College tuition has been growing at roughly double the rate of inflation for decades. At last, the trend of annual tuition hikes appears to be cresting.
Learning benefits aside, undergraduate research serves as a recruiting and retention tool, and also is a way to bring in tuition and grant revenue.
While many regional consortia use the collective power of members to negotiate purchasing contracts with volume discounts, it can pay to think beyond neighboring colleges when looking at this cost-saving solution.
That’s what the 19 members of the LAMP Consortium did when they joined colleges from around the country to get affordable access to Sakai, a popular open-source learning management system.
Rogue spending—buying outside a purchasing contract—can be an issue at colleges large and small. Here’s how the small college pros rein it in.
• Help spenders put a face to your name. This is easier at smaller colleges, says Karen Khattari, director of general services and procurement at Cedar Crest College. “Everybody knows me, and I know them.” That leads to more control and better accountability.

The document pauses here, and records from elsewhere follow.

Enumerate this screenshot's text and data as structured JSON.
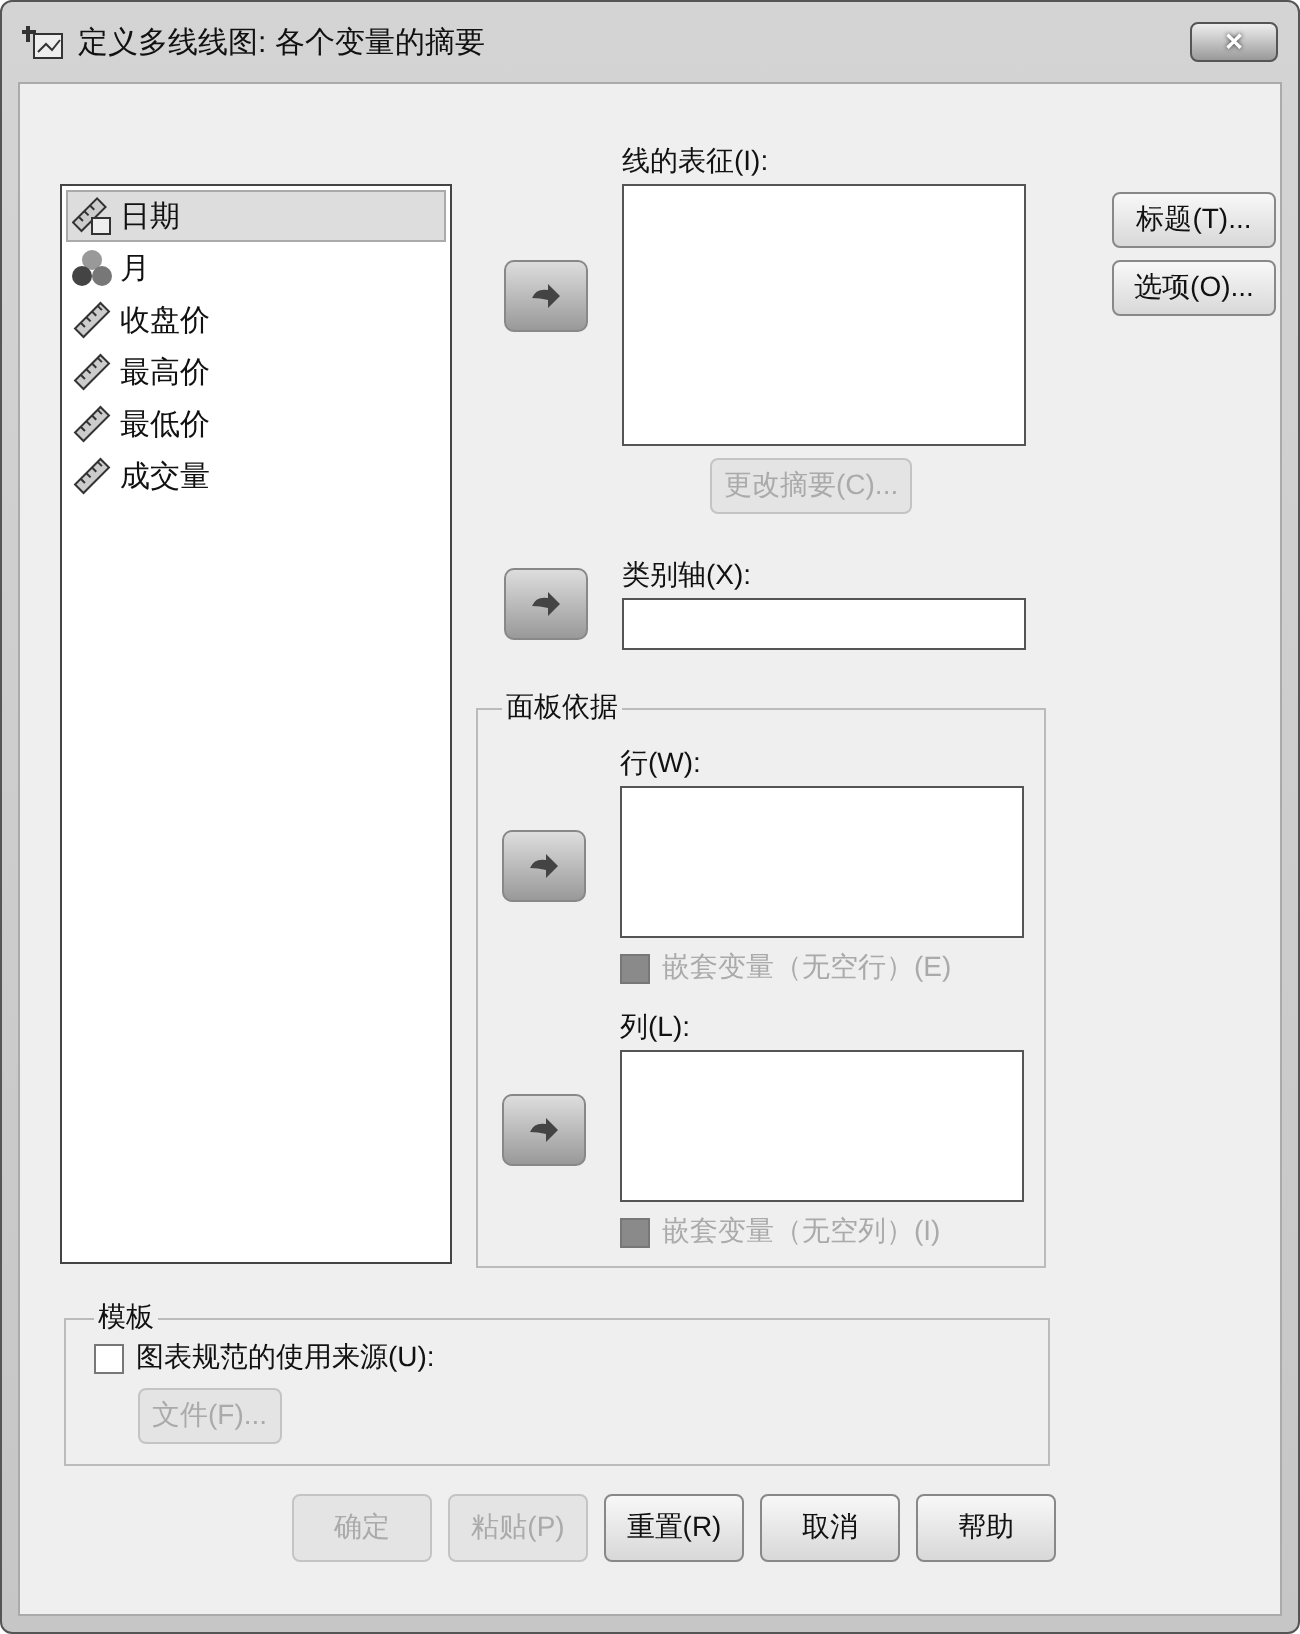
{
  "window": {
    "title": "定义多线线图: 各个变量的摘要",
    "close_label": "✕"
  },
  "variables": [
    {
      "label": "日期",
      "kind": "date",
      "selected": true
    },
    {
      "label": "月",
      "kind": "nominal",
      "selected": false
    },
    {
      "label": "收盘价",
      "kind": "scale",
      "selected": false
    },
    {
      "label": "最高价",
      "kind": "scale",
      "selected": false
    },
    {
      "label": "最低价",
      "kind": "scale",
      "selected": false
    },
    {
      "label": "成交量",
      "kind": "scale",
      "selected": false
    }
  ],
  "lines_represent": {
    "label": "线的表征(I):",
    "button": {
      "label": "更改摘要(C)...",
      "disabled": true
    }
  },
  "category_axis": {
    "label": "类别轴(X):"
  },
  "panel_by": {
    "title": "面板依据",
    "rows": {
      "label": "行(W):",
      "nest": {
        "label": "嵌套变量（无空行）(E)",
        "checked": false,
        "disabled": true
      }
    },
    "columns": {
      "label": "列(L):",
      "nest": {
        "label": "嵌套变量（无空列）(I)",
        "checked": false,
        "disabled": true
      }
    }
  },
  "side_buttons": [
    {
      "label": "标题(T)...",
      "disabled": false
    },
    {
      "label": "选项(O)...",
      "disabled": false
    }
  ],
  "template": {
    "title": "模板",
    "checkbox": {
      "label": "图表规范的使用来源(U):",
      "checked": false,
      "disabled": false
    },
    "file_button": {
      "label": "文件(F)...",
      "disabled": true
    }
  },
  "buttons": [
    {
      "label": "确定",
      "disabled": true
    },
    {
      "label": "粘贴(P)",
      "disabled": true
    },
    {
      "label": "重置(R)",
      "disabled": false
    },
    {
      "label": "取消",
      "disabled": false
    },
    {
      "label": "帮助",
      "disabled": false
    }
  ]
}
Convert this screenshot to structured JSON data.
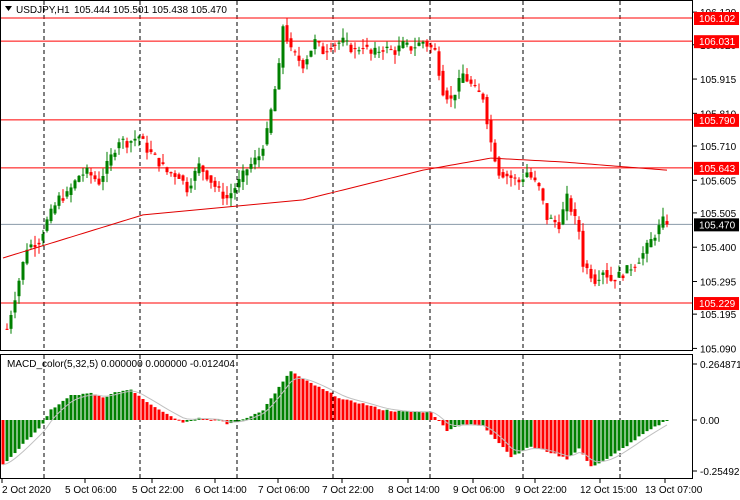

These purchasing managers work to save their institutions time and money through a range of strategies that result in purchasing power and wisdom from higher ed peers. Here’s how to do the same.